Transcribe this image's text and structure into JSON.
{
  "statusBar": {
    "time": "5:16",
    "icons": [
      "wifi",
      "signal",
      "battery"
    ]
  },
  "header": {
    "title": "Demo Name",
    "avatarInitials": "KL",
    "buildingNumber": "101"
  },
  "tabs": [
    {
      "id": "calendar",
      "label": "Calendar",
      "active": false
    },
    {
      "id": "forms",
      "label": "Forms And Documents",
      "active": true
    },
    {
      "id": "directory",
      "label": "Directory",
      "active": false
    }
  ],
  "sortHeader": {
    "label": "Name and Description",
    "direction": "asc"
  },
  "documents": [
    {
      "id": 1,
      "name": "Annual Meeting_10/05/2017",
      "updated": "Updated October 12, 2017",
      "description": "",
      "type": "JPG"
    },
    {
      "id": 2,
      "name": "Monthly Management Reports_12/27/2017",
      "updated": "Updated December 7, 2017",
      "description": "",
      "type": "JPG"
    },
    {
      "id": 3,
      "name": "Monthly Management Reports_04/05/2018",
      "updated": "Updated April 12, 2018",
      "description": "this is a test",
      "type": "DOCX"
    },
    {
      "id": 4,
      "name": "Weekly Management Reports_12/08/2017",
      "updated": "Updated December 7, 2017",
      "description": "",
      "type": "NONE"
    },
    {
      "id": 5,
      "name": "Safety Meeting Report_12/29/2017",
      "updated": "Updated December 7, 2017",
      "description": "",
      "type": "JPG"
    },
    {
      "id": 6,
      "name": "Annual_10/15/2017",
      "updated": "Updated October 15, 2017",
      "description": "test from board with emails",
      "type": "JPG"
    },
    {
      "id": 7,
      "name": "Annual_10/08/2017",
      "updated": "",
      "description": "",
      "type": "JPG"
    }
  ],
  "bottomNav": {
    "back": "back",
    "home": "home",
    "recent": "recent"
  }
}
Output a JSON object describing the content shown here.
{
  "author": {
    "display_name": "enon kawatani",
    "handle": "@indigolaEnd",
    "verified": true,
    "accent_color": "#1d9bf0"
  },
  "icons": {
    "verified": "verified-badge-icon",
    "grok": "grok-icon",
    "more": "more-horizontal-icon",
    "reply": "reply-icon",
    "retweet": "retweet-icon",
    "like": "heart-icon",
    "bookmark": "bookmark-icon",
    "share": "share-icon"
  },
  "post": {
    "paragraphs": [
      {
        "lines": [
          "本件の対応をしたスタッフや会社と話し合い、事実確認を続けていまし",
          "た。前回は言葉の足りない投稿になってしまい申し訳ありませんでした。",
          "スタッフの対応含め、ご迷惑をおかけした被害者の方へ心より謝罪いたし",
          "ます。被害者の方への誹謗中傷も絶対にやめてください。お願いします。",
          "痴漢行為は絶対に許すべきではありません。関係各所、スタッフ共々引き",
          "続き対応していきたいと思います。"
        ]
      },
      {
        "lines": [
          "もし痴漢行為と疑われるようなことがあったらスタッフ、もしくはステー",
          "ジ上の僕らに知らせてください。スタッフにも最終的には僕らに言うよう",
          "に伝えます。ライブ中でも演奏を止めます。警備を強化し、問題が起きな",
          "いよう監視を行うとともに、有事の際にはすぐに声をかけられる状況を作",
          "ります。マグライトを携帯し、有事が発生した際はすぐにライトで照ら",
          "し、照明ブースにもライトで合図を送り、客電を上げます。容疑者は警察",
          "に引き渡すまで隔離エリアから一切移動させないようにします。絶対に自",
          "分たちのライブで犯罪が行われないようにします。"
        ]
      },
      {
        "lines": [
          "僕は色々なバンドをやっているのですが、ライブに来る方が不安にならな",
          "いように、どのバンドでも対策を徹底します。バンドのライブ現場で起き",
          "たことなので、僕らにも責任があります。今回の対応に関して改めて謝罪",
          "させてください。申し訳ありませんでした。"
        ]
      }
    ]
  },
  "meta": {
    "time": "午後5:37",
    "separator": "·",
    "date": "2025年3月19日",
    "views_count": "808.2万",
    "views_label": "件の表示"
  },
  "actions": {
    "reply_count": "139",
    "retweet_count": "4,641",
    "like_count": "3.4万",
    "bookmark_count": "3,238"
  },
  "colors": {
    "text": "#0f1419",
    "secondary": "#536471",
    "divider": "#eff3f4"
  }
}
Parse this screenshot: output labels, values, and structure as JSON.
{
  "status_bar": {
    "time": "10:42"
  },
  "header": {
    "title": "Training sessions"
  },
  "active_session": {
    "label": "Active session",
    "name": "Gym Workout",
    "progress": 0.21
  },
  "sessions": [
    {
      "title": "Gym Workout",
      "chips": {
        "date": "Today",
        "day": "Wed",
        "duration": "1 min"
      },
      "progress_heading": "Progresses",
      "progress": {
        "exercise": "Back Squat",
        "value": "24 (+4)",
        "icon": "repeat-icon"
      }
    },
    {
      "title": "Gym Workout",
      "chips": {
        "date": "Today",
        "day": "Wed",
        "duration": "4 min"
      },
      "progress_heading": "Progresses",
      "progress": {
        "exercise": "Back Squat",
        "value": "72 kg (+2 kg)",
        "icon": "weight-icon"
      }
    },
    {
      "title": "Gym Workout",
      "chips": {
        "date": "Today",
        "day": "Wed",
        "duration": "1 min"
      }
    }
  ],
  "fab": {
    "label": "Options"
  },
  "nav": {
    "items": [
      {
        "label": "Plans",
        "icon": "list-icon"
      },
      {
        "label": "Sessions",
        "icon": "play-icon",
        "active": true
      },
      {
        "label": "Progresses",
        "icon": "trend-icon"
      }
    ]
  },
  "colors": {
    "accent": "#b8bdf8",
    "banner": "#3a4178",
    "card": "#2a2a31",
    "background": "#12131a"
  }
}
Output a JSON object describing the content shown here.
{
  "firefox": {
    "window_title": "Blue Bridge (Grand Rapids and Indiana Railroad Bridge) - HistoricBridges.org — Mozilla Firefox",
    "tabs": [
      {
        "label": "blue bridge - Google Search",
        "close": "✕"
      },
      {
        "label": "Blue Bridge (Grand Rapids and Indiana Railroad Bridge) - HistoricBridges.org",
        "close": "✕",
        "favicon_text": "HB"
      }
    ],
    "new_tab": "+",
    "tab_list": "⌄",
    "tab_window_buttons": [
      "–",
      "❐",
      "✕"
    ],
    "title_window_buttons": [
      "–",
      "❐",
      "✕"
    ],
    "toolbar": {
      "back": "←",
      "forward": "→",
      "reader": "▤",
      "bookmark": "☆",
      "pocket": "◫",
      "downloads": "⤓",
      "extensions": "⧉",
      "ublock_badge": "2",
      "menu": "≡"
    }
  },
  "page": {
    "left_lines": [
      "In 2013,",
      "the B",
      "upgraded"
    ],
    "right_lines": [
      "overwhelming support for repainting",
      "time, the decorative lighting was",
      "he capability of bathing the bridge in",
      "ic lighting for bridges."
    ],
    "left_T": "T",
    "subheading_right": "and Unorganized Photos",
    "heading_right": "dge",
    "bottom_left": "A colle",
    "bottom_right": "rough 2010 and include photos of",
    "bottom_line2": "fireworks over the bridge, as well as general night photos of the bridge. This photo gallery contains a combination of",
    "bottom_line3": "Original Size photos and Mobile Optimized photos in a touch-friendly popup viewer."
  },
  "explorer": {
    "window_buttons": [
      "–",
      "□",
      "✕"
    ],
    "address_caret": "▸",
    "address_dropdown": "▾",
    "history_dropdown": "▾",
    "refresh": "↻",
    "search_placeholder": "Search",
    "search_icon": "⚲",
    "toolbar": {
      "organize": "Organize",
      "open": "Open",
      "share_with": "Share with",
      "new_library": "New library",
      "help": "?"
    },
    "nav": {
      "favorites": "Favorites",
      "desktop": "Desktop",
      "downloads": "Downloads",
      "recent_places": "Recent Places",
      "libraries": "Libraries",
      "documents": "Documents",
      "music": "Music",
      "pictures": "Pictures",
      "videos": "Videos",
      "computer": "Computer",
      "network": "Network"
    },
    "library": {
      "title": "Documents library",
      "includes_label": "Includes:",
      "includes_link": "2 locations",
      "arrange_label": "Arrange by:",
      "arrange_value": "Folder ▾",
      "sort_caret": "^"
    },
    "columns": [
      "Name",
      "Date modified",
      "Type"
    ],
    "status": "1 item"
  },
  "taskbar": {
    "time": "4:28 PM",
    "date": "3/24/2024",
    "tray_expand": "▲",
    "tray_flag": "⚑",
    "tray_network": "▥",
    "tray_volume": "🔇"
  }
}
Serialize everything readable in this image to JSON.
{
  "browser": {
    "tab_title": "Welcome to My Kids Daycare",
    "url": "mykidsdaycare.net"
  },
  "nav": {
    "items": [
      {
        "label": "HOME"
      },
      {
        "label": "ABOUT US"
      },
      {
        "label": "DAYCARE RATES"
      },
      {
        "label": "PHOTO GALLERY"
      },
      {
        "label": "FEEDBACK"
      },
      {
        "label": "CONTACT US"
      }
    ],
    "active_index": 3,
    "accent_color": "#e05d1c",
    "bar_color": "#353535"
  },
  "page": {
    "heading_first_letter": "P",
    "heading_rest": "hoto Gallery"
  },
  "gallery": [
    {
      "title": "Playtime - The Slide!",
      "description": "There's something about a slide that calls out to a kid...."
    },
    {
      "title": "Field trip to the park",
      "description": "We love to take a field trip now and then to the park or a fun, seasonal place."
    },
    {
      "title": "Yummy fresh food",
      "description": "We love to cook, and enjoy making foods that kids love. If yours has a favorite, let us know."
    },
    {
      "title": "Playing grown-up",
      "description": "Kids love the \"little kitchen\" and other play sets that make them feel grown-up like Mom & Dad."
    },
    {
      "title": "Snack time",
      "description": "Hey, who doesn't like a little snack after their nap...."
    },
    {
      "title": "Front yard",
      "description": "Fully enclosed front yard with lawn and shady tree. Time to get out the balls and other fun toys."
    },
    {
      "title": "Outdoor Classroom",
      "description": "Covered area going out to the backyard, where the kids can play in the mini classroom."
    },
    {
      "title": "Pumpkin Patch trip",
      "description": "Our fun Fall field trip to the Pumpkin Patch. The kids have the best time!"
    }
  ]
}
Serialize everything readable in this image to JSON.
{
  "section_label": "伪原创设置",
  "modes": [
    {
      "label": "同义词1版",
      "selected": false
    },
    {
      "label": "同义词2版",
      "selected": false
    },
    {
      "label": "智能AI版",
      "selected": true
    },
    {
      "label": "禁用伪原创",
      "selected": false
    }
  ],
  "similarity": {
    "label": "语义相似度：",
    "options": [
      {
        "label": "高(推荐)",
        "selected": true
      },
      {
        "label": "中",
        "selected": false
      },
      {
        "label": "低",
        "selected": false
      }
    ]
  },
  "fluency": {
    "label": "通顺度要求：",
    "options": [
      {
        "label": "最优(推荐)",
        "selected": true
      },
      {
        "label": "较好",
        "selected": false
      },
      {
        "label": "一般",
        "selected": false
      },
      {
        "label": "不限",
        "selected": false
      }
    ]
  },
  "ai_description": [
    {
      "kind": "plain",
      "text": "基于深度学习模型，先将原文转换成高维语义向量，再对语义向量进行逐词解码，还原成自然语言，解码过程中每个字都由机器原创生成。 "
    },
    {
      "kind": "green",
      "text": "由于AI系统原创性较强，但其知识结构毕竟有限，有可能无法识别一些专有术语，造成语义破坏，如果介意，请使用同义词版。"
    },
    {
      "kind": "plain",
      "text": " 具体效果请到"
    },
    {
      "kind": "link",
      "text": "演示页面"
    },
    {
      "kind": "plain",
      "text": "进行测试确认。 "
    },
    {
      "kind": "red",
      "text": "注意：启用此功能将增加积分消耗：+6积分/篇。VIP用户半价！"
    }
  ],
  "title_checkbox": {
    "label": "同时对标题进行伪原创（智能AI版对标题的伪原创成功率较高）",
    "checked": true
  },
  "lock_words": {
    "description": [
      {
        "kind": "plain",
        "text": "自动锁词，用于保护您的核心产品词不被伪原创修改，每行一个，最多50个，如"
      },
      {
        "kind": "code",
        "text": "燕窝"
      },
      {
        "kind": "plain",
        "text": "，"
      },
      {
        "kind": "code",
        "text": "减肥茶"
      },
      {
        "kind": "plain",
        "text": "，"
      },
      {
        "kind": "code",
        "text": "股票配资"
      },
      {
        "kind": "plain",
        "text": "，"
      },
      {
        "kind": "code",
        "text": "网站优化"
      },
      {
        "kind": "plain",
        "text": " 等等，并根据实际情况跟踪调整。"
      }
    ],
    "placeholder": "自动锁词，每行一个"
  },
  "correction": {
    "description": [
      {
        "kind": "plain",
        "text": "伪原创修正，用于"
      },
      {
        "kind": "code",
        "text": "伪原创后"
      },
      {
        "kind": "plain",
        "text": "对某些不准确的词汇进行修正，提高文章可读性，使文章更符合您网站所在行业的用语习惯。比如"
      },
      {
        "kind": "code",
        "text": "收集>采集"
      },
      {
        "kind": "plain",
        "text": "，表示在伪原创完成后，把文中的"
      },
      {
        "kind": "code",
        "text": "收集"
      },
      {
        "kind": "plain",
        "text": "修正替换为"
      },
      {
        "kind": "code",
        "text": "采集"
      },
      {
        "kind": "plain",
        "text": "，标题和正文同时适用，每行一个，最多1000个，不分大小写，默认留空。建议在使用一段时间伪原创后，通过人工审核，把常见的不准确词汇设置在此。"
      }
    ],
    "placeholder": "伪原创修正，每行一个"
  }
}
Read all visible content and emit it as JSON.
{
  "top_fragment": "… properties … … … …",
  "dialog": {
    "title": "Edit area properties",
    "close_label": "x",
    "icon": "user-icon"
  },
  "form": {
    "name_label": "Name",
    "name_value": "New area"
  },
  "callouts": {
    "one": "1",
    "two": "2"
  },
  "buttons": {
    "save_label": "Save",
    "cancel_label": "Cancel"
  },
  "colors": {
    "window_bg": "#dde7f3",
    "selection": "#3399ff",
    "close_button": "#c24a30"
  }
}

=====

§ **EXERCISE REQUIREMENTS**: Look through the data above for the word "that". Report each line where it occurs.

§ **ANSWER SECTION**:
      "description": "There's something about a slide that calls out to a kid...."
      "description": "We love to cook, and enjoy making foods that kids love. If yours has a favorite, let us know."
      "description": "Kids love the \"little kitchen\" and other play sets that make them feel grown-up like Mom & Dad."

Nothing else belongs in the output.